Dear Friends, As Christians, we take it on faith that God has already given us everything we need to be faithful. Yet, we can’t help but wonder how this plays out as our churches shrink and age, our public influence declines, and we are every bit as divided as the surrounding culture—or more so. What does “everything we need” look like when tensions are high, when you feel strongly about a particular topic and are absolutely certain “they” have it completely wrong? Especially when that “they” includes friends, a spouse, children, or parents? In this world, we don’t always get what we want. Neither did Jesus: “Take this cup from me.” But we do get what we need: “Thy will be done.” And what we need to heal our fractured communities and lives is what we already have in abundance—opportunities to lay down our lives for those with whom we disagree as the means by which we learn to trust that the goodness of the Father is enough. Recently, I had the privilege of experiencing this “everything we need” up close through The Colossian Way. We thought we had gathered to talk about sexuality and marriage, but what we discovered was deep and abiding loneliness: loneliness of a sexual minority, loneliness of someone long widowed, loneliness of a divorcee, loneliness of a happily married man, loneliness of a woman who feared rejection if people knew what she “really” thought. We all had different thoughts about marriage, yet we shared a longing for communion and fellowship that won’t be fulfilled this side of heaven. In fact, we found that much of our disagreements about marriage were driven by our fears of loneliness.
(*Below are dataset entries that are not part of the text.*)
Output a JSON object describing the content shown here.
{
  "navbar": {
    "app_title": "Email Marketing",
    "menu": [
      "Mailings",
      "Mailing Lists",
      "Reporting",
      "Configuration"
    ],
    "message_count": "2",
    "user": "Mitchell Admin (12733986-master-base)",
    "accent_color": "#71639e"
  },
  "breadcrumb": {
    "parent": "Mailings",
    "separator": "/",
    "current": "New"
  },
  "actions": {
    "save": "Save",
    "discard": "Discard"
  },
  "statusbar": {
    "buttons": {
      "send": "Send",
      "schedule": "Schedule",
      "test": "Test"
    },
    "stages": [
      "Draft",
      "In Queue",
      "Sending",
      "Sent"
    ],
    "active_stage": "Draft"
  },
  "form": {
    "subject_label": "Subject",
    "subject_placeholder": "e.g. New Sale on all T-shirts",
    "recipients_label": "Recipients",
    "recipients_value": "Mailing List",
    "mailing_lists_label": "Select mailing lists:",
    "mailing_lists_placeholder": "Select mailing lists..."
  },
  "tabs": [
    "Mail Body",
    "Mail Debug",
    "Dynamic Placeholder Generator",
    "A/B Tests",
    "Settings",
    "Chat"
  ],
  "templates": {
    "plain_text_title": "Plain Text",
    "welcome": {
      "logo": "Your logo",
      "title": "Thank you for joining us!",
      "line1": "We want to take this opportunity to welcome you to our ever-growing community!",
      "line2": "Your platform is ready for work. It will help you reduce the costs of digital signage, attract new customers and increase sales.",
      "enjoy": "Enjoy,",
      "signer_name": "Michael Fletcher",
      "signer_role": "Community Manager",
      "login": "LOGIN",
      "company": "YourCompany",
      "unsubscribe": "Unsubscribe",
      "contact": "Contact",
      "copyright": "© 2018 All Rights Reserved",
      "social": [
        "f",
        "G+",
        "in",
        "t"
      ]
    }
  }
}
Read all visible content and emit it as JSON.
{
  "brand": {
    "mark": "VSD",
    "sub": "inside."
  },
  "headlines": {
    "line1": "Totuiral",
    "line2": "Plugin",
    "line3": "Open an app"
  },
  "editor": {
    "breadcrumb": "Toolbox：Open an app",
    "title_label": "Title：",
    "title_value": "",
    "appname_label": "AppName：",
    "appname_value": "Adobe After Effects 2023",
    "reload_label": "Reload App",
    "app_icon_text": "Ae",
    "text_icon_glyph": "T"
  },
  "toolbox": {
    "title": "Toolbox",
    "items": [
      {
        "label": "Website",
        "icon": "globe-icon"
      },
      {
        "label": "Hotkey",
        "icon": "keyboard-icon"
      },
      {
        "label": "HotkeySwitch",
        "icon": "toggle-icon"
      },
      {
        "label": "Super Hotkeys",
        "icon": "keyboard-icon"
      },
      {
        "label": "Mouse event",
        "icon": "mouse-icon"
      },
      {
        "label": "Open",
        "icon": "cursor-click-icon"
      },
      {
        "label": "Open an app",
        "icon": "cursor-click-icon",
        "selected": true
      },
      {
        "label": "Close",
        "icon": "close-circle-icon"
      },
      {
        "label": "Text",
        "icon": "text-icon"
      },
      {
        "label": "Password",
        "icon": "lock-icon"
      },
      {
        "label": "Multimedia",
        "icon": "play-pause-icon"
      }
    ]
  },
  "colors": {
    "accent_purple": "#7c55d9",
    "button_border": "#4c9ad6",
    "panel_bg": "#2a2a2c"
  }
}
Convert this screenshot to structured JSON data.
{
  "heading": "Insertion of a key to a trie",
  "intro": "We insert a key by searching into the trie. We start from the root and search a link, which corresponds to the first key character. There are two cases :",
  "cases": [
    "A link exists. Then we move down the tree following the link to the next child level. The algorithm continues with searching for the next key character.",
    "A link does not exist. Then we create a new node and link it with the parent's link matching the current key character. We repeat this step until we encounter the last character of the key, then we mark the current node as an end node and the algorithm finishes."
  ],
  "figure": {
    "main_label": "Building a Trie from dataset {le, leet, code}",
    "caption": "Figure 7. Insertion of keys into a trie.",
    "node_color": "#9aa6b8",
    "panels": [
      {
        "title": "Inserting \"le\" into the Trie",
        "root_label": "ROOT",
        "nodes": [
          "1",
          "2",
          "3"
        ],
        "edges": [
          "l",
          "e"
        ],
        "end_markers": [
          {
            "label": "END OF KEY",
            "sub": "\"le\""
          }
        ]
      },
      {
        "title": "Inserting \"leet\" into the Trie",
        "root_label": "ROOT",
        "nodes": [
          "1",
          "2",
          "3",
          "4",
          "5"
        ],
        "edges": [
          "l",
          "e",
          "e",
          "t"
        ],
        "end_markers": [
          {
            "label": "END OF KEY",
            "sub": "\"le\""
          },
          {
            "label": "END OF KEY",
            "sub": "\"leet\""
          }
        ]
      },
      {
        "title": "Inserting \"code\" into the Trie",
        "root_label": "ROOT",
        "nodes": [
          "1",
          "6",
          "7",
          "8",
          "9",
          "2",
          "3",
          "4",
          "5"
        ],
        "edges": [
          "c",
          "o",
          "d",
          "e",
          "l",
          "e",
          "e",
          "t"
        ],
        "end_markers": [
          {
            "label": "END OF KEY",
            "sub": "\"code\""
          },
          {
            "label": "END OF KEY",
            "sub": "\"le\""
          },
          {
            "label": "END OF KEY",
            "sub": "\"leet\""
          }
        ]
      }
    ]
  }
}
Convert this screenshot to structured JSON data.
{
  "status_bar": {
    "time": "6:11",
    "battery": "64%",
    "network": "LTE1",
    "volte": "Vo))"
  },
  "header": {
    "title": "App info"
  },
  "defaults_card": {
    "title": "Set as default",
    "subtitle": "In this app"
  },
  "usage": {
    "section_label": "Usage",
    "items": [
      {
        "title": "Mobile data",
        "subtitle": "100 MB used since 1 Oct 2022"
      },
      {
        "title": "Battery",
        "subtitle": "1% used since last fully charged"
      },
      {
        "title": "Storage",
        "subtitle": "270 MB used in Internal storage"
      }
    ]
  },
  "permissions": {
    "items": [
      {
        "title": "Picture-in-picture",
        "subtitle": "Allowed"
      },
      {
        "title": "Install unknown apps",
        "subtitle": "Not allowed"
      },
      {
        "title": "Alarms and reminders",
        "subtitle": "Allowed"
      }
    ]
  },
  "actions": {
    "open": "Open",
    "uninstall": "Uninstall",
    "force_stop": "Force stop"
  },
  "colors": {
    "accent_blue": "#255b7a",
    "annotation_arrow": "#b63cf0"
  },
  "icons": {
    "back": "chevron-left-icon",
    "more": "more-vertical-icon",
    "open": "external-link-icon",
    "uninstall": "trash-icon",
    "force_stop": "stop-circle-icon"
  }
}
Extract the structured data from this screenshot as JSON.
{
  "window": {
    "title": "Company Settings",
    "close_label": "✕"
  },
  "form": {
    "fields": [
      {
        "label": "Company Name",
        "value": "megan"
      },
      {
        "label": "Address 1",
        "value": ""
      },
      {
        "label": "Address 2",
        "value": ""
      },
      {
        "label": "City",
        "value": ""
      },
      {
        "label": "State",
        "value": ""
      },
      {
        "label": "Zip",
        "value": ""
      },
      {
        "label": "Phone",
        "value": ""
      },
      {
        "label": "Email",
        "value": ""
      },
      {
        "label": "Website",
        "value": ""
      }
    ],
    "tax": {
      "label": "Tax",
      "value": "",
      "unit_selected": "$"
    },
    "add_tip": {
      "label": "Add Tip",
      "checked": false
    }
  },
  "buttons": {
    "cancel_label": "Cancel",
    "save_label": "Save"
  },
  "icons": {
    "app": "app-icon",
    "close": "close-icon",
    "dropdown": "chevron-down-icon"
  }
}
But in sharing that loneliness we found a fellowship with God and one another that was enough, a foretaste, a brief transfiguration of our lives giving us a glimpse of what will be. Perhaps more challengingly, God also revealed that he isn’t going to resolve our disagreements for us. Rather, by giving us these irresolvable dilemmas, he’s revealed our idolatrous fixation on what we want: certainty, resolution, security—all without having to lay down our lives. But we don’t get what we want. What we get is the call to participate in Christ’s own sacrificial love so that we and the world may know that he is Lord. Friends, it’s my prayer that this story will remind you of what you already know: the reconciling power of the gospel is everything we need. When we encounter the true and living God in these vulnerable spaces, when we have our lives transfigured by loving as Christ loves, this is when we realize afresh the secret of contentment: the gospel is TRUE! We rediscover in those moments that what we need has been there in front of us all along—the broken body of Christ, given for us. Thanks be to God! This post is excerpted from our April prayer letter. To receive the prayer letter in your inbox, click on the button below. Subscribe! To the monthly prayer letter.